**EXERCISE INSTRUCTIONS**:
Wherever the word "this" turns up in a line of the entries, copy that line.

EXCERPTED DATA Start Marker

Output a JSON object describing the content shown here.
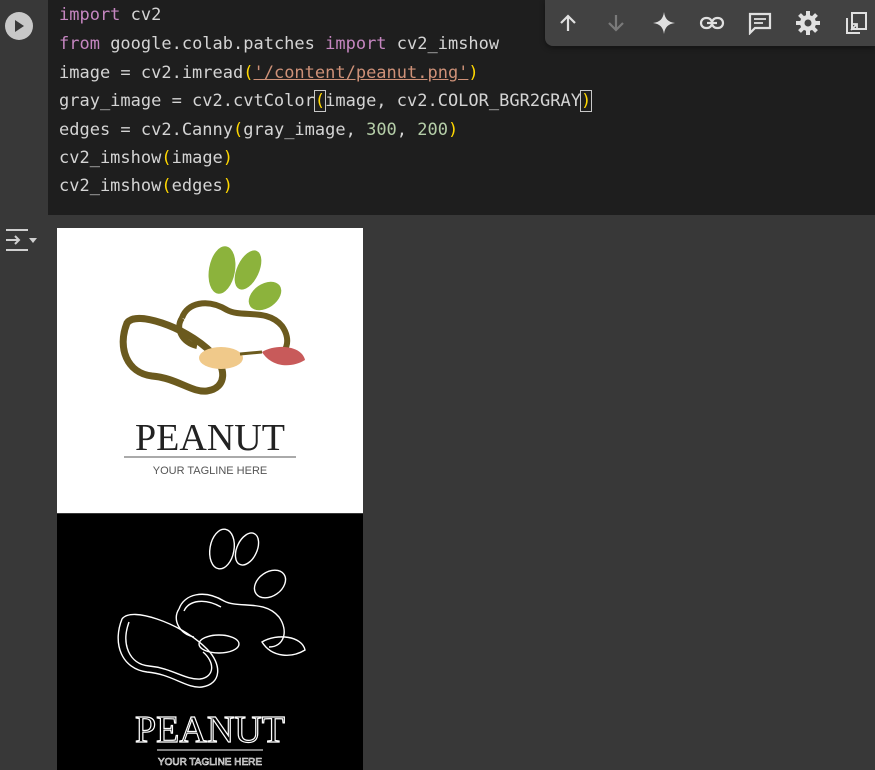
{
  "code": {
    "line1": {
      "kw": "import",
      "rest": " cv2"
    },
    "line2": {
      "kw1": "from",
      "mid": " google.colab.patches ",
      "kw2": "import",
      "rest": " cv2_imshow"
    },
    "line3": {
      "pre": "image = cv2.imread",
      "open": "(",
      "str": "'/content/peanut.png'",
      "close": ")"
    },
    "line4": {
      "pre": "gray_image = cv2.cvtColor",
      "open": "(",
      "mid": "image, cv2.COLOR_BGR2GRAY",
      "close": ")"
    },
    "line5": {
      "pre": "edges = cv2.Canny",
      "open": "(",
      "mid": "gray_image, ",
      "n1": "300",
      "sep": ", ",
      "n2": "200",
      "close": ")"
    },
    "line6": {
      "pre": "cv2_imshow",
      "open": "(",
      "mid": "image",
      "close": ")"
    },
    "line7": {
      "pre": "cv2_imshow",
      "open": "(",
      "mid": "edges",
      "close": ")"
    }
  },
  "toolbar": {
    "icons": [
      "arrow-up-icon",
      "arrow-down-icon",
      "sparkle-icon",
      "link-icon",
      "comment-icon",
      "gear-icon",
      "mirror-cell-icon"
    ]
  },
  "output": {
    "logo_text": "PEANUT",
    "tagline": "YOUR TAGLINE HERE",
    "edges_text": "PEANUT",
    "edges_tagline": "YOUR TAGLINE HERE"
  },
  "colors": {
    "code_bg": "#1e1e1e",
    "keyword": "#c586c0",
    "string": "#ce9178",
    "number": "#b5cea8",
    "paren": "#ffd700",
    "leaf_green": "#8cb33c",
    "peanut_brown": "#6b5a1e",
    "seed_tan": "#f0c98a",
    "seed_red": "#c85a5a"
  }
}
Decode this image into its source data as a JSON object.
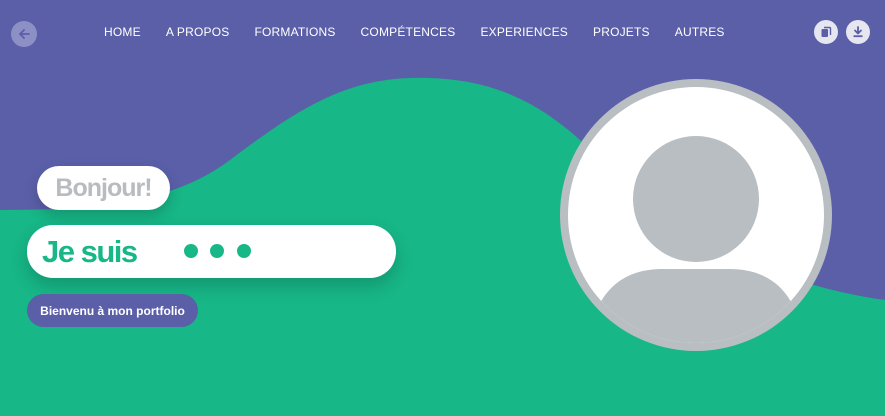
{
  "nav": {
    "items": [
      "HOME",
      "A PROPOS",
      "FORMATIONS",
      "COMPÉTENCES",
      "EXPERIENCES",
      "PROJETS",
      "AUTRES"
    ]
  },
  "hero": {
    "greeting": "Bonjour!",
    "intro": "Je suis",
    "cta_label": "Bienvenu à mon portfolio"
  },
  "icons": {
    "back": "arrow-left-icon",
    "copy": "copy-icon",
    "download": "download-icon",
    "avatar": "user-avatar-icon"
  },
  "colors": {
    "purple": "#5b5fa8",
    "green": "#17b787",
    "avatar_gray": "#b8bec1",
    "white": "#ffffff"
  }
}
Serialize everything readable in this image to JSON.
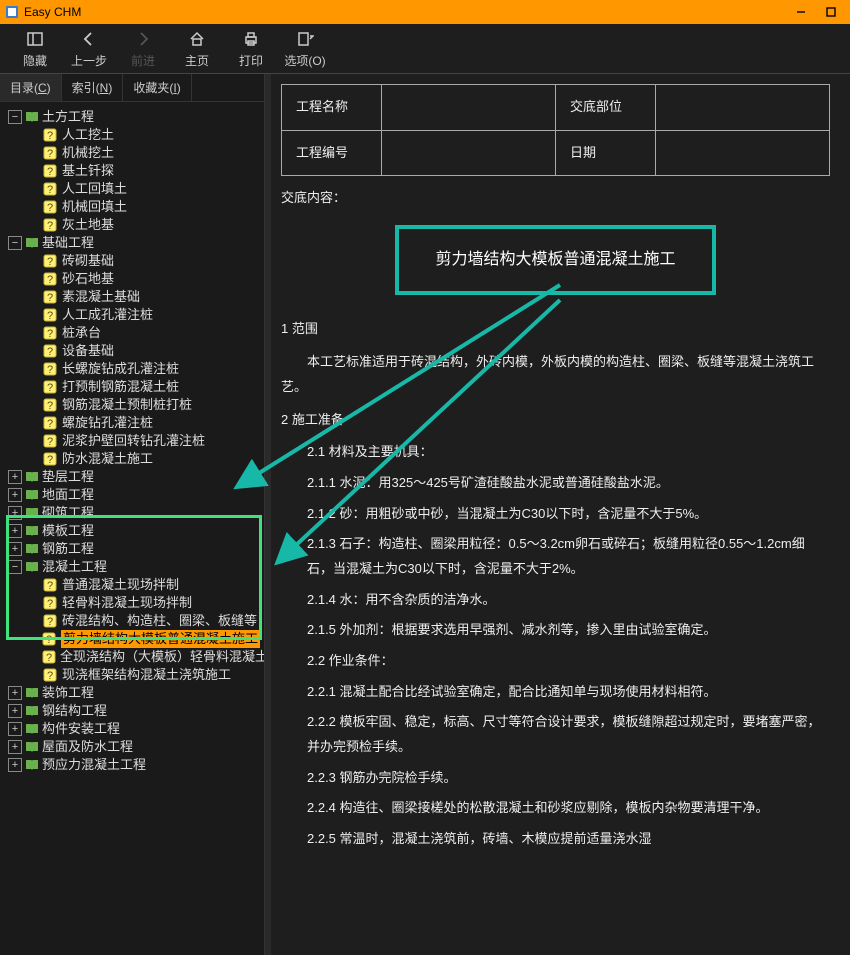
{
  "window": {
    "title": "Easy CHM"
  },
  "toolbar": {
    "hide": "隐藏",
    "back": "上一步",
    "forward": "前进",
    "home": "主页",
    "print": "打印",
    "options": "选项(O)"
  },
  "tabs": {
    "contents_pre": "目录(",
    "contents_key": "C",
    "contents_post": ")",
    "index_pre": "索引(",
    "index_key": "N",
    "index_post": ")",
    "fav_pre": "收藏夹(",
    "fav_key": "I",
    "fav_post": ")"
  },
  "tree": {
    "g0": {
      "label": "土方工程",
      "expanded": true,
      "children": [
        "人工挖土",
        "机械挖土",
        "基土钎探",
        "人工回填土",
        "机械回填土",
        "灰土地基"
      ]
    },
    "g1": {
      "label": "基础工程",
      "expanded": true,
      "children": [
        "砖砌基础",
        "砂石地基",
        "素混凝土基础",
        "人工成孔灌注桩",
        "桩承台",
        "设备基础",
        "长螺旋钻成孔灌注桩",
        "打预制钢筋混凝土桩",
        "钢筋混凝土预制桩打桩",
        "螺旋钻孔灌注桩",
        "泥浆护壁回转钻孔灌注桩",
        "防水混凝土施工"
      ]
    },
    "g2": {
      "label": "垫层工程",
      "expanded": false
    },
    "g3": {
      "label": "地面工程",
      "expanded": false
    },
    "g4": {
      "label": "砌筑工程",
      "expanded": false
    },
    "g5": {
      "label": "模板工程",
      "expanded": false
    },
    "g6": {
      "label": "钢筋工程",
      "expanded": false
    },
    "g7": {
      "label": "混凝土工程",
      "expanded": true,
      "children": [
        "普通混凝土现场拌制",
        "轻骨料混凝土现场拌制",
        "砖混结构、构造柱、圈梁、板缝等",
        "剪力墙结构大模板普通混凝土施工",
        "全现浇结构（大模板）轻骨料混凝土",
        "现浇框架结构混凝土浇筑施工"
      ],
      "selected_index": 3
    },
    "g8": {
      "label": "装饰工程",
      "expanded": false
    },
    "g9": {
      "label": "钢结构工程",
      "expanded": false
    },
    "g10": {
      "label": "构件安装工程",
      "expanded": false
    },
    "g11": {
      "label": "屋面及防水工程",
      "expanded": false
    },
    "g12": {
      "label": "预应力混凝土工程",
      "expanded": false
    }
  },
  "doc": {
    "info": {
      "row1a": "工程名称",
      "row1b": "",
      "row1c": "交底部位",
      "row1d": "",
      "row2a": "工程编号",
      "row2b": "",
      "row2c": "日期",
      "row2d": ""
    },
    "section_label": "交底内容：",
    "title": "剪力墙结构大模板普通混凝土施工",
    "scope_head": "1    范围",
    "scope_body": "本工艺标准适用于砖混结构，外砖内模，外板内模的构造柱、圈梁、板缝等混凝土浇筑工艺。",
    "prep_head": "2    施工准备",
    "items": {
      "i21": "2.1    材料及主要机具：",
      "i211": "2.1.1    水泥：用325～425号矿渣硅酸盐水泥或普通硅酸盐水泥。",
      "i212": "2.1.2    砂：用粗砂或中砂，当混凝土为C30以下时，含泥量不大于5%。",
      "i213": "2.1.3    石子：构造柱、圈梁用粒径：0.5～3.2cm卵石或碎石；板缝用粒径0.55～1.2cm细石，当混凝土为C30以下时，含泥量不大于2%。",
      "i214": "2.1.4    水：用不含杂质的洁净水。",
      "i215": "2.1.5    外加剂：根据要求选用早强剂、减水剂等，掺入里由试验室确定。",
      "i22": "2.2    作业条件：",
      "i221": "2.2.1    混凝土配合比经试验室确定，配合比通知单与现场使用材料相符。",
      "i222": "2.2.2    模板牢固、稳定，标高、尺寸等符合设计要求，模板缝隙超过规定时，要堵塞严密，并办完预检手续。",
      "i223": "2.2.3    钢筋办完院检手续。",
      "i224": "2.2.4    构造往、圈梁接槎处的松散混凝土和砂浆应剔除，模板内杂物要清理干净。",
      "i225": "2.2.5    常温时，混凝土浇筑前，砖墙、木模应提前适量浇水湿"
    }
  }
}
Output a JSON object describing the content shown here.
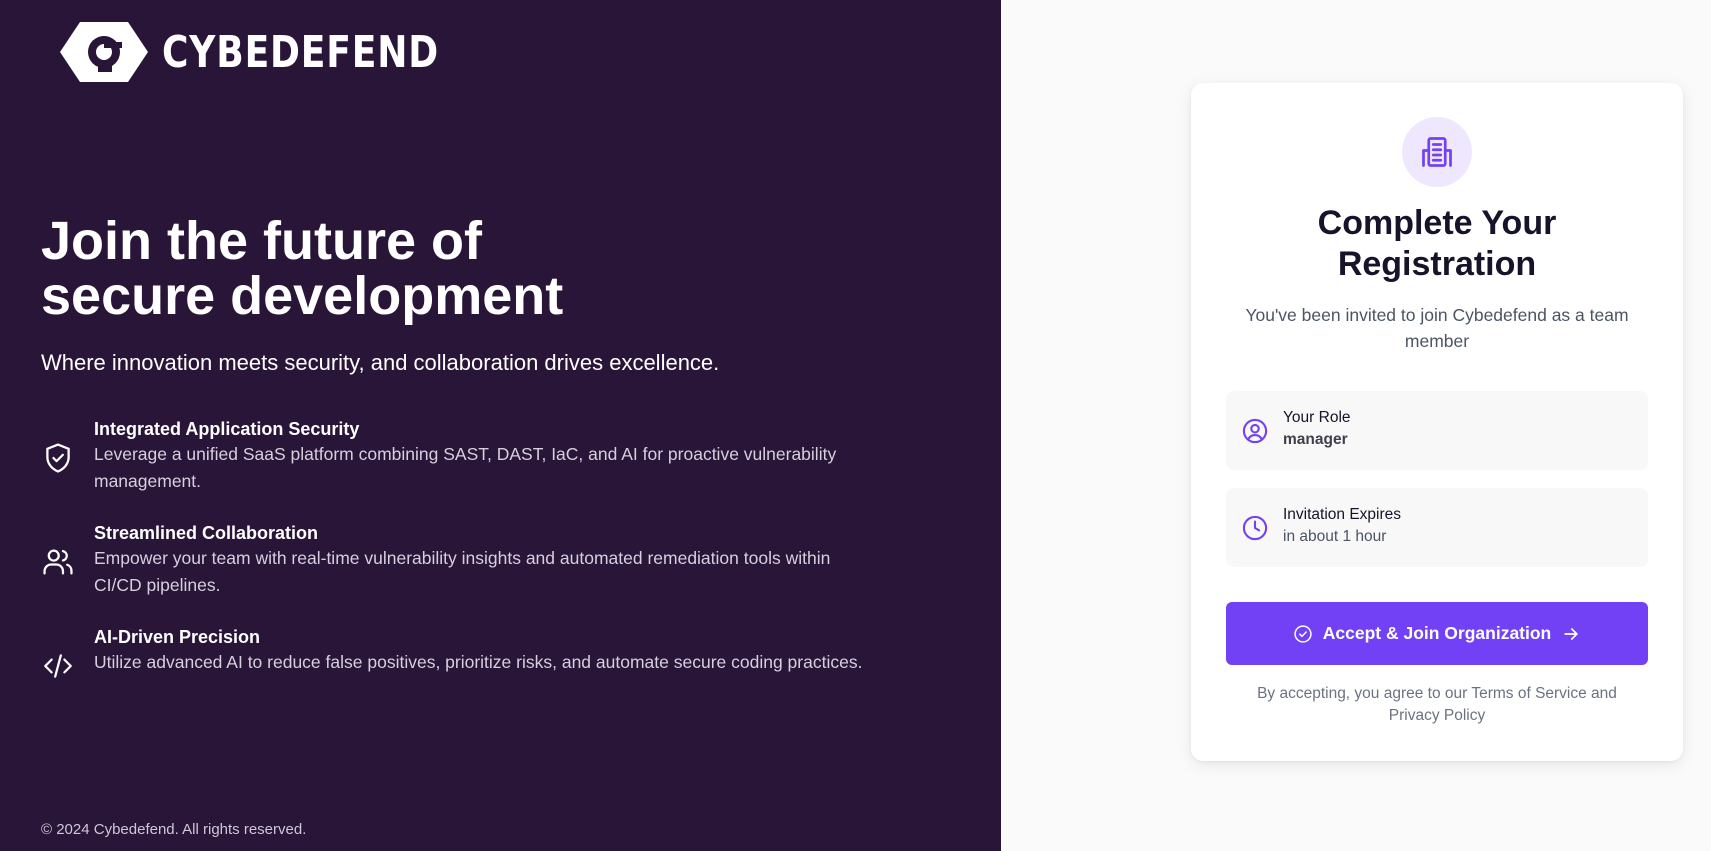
{
  "brand": {
    "name": "CYBEDEFEND"
  },
  "hero": {
    "headline_line1": "Join the future of",
    "headline_line2": "secure development",
    "subheading": "Where innovation meets security, and collaboration drives excellence."
  },
  "features": [
    {
      "icon": "shield-check-icon",
      "title": "Integrated Application Security",
      "description": "Leverage a unified SaaS platform combining SAST, DAST, IaC, and AI for proactive vulnerability management."
    },
    {
      "icon": "users-icon",
      "title": "Streamlined Collaboration",
      "description": "Empower your team with real-time vulnerability insights and automated remediation tools within CI/CD pipelines."
    },
    {
      "icon": "code-icon",
      "title": "AI-Driven Precision",
      "description": "Utilize advanced AI to reduce false positives, prioritize risks, and automate secure coding practices."
    }
  ],
  "footer": {
    "copyright": "© 2024 Cybedefend. All rights reserved."
  },
  "card": {
    "icon": "building-icon",
    "title_line1": "Complete Your",
    "title_line2": "Registration",
    "subtitle": "You've been invited to join Cybedefend as a team member",
    "role": {
      "icon": "user-circle-icon",
      "label": "Your Role",
      "value": "manager"
    },
    "expires": {
      "icon": "clock-icon",
      "label": "Invitation Expires",
      "value": "in about 1 hour"
    },
    "accept_button": {
      "label": "Accept & Join Organization",
      "left_icon": "check-circle-icon",
      "right_icon": "arrow-right-icon"
    },
    "terms": "By accepting, you agree to our Terms of Service and Privacy Policy"
  },
  "colors": {
    "left_background": "#281537",
    "accent": "#7241f5",
    "accent_light": "#efe7fe",
    "right_background": "#fafafa"
  }
}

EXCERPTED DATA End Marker

**ANSWER AREA**:
Decode this image into its source data as a JSON object.
Serialize everything readable in this image to JSON.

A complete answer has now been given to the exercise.